What you will do: Your answer should hold the data exactly as given, minus any picture.

Source data below:

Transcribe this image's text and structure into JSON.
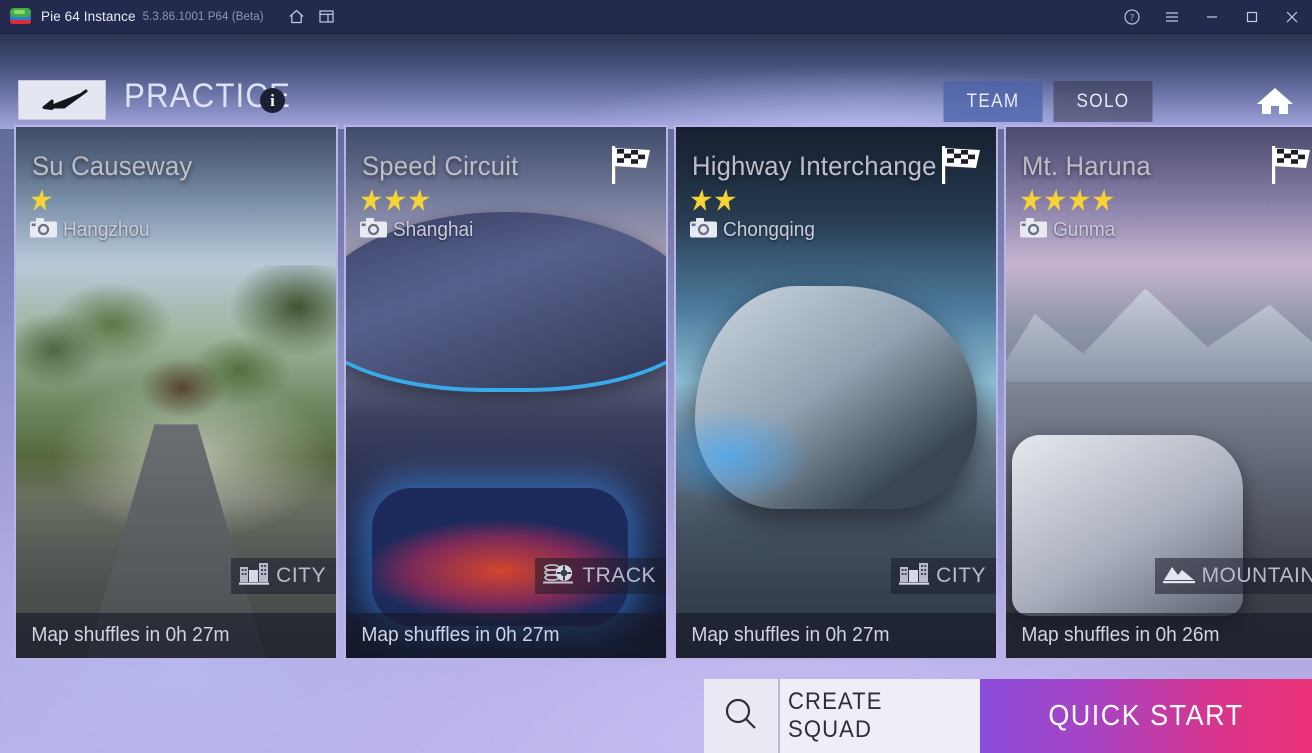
{
  "titlebar": {
    "app_name": "Pie 64 Instance",
    "version": "5.3.86.1001 P64 (Beta)",
    "icons": {
      "logo": "bluestacks-logo",
      "home": "home-icon",
      "multi_instance": "multi-instance-icon",
      "help": "help-icon",
      "menu": "hamburger-menu-icon",
      "minimize": "minimize-icon",
      "maximize": "maximize-icon",
      "close": "close-icon"
    }
  },
  "header": {
    "back_label": "back-arrow",
    "title": "PRACTICE",
    "info_label": "i",
    "tabs": [
      {
        "label": "TEAM",
        "active": true
      },
      {
        "label": "SOLO",
        "active": false
      }
    ],
    "home_label": "home-icon"
  },
  "cards": [
    {
      "title": "Su Causeway",
      "stars": 1,
      "location": "Hangzhou",
      "type": "CITY",
      "type_icon": "city-buildings-icon",
      "shuffle": "Map shuffles in 0h 27m",
      "has_flag": false,
      "art": "art-su"
    },
    {
      "title": "Speed Circuit",
      "stars": 3,
      "location": "Shanghai",
      "type": "TRACK",
      "type_icon": "tire-track-icon",
      "shuffle": "Map shuffles in 0h 27m",
      "has_flag": true,
      "art": "art-speed"
    },
    {
      "title": "Highway Interchange",
      "stars": 2,
      "location": "Chongqing",
      "type": "CITY",
      "type_icon": "city-buildings-icon",
      "shuffle": "Map shuffles in 0h 27m",
      "has_flag": true,
      "art": "art-hwy"
    },
    {
      "title": "Mt. Haruna",
      "stars": 4,
      "location": "Gunma",
      "type": "MOUNTAIN",
      "type_icon": "mountain-icon",
      "shuffle": "Map shuffles in 0h 26m",
      "has_flag": true,
      "art": "art-haruna"
    }
  ],
  "actions": {
    "search_label": "search-icon",
    "create_squad": "CREATE SQUAD",
    "quick_start": "QUICK START"
  },
  "colors": {
    "titlebar_bg": "#232a4d",
    "accent_purple": "#8a4ddb",
    "accent_pink": "#ec3276",
    "star_yellow": "#f5d434",
    "tab_active": "#4a61a8"
  }
}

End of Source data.

Answer below:
Transcribe this image's text and structure into JSON.
{
  "titlebar": {
    "app_name": "Pie 64 Instance",
    "version": "5.3.86.1001 P64 (Beta)",
    "icons": {
      "logo": "bluestacks-logo",
      "home": "home-icon",
      "multi_instance": "multi-instance-icon",
      "help": "help-icon",
      "menu": "hamburger-menu-icon",
      "minimize": "minimize-icon",
      "maximize": "maximize-icon",
      "close": "close-icon"
    }
  },
  "header": {
    "back_label": "back-arrow",
    "title": "PRACTICE",
    "info_label": "i",
    "tabs": [
      {
        "label": "TEAM",
        "active": true
      },
      {
        "label": "SOLO",
        "active": false
      }
    ],
    "home_label": "home-icon"
  },
  "cards": [
    {
      "title": "Su Causeway",
      "stars": 1,
      "location": "Hangzhou",
      "type": "CITY",
      "type_icon": "city-buildings-icon",
      "shuffle": "Map shuffles in 0h 27m",
      "has_flag": false,
      "art": "art-su"
    },
    {
      "title": "Speed Circuit",
      "stars": 3,
      "location": "Shanghai",
      "type": "TRACK",
      "type_icon": "tire-track-icon",
      "shuffle": "Map shuffles in 0h 27m",
      "has_flag": true,
      "art": "art-speed"
    },
    {
      "title": "Highway Interchange",
      "stars": 2,
      "location": "Chongqing",
      "type": "CITY",
      "type_icon": "city-buildings-icon",
      "shuffle": "Map shuffles in 0h 27m",
      "has_flag": true,
      "art": "art-hwy"
    },
    {
      "title": "Mt. Haruna",
      "stars": 4,
      "location": "Gunma",
      "type": "MOUNTAIN",
      "type_icon": "mountain-icon",
      "shuffle": "Map shuffles in 0h 26m",
      "has_flag": true,
      "art": "art-haruna"
    }
  ],
  "actions": {
    "search_label": "search-icon",
    "create_squad": "CREATE SQUAD",
    "quick_start": "QUICK START"
  },
  "colors": {
    "titlebar_bg": "#232a4d",
    "accent_purple": "#8a4ddb",
    "accent_pink": "#ec3276",
    "star_yellow": "#f5d434",
    "tab_active": "#4a61a8"
  }
}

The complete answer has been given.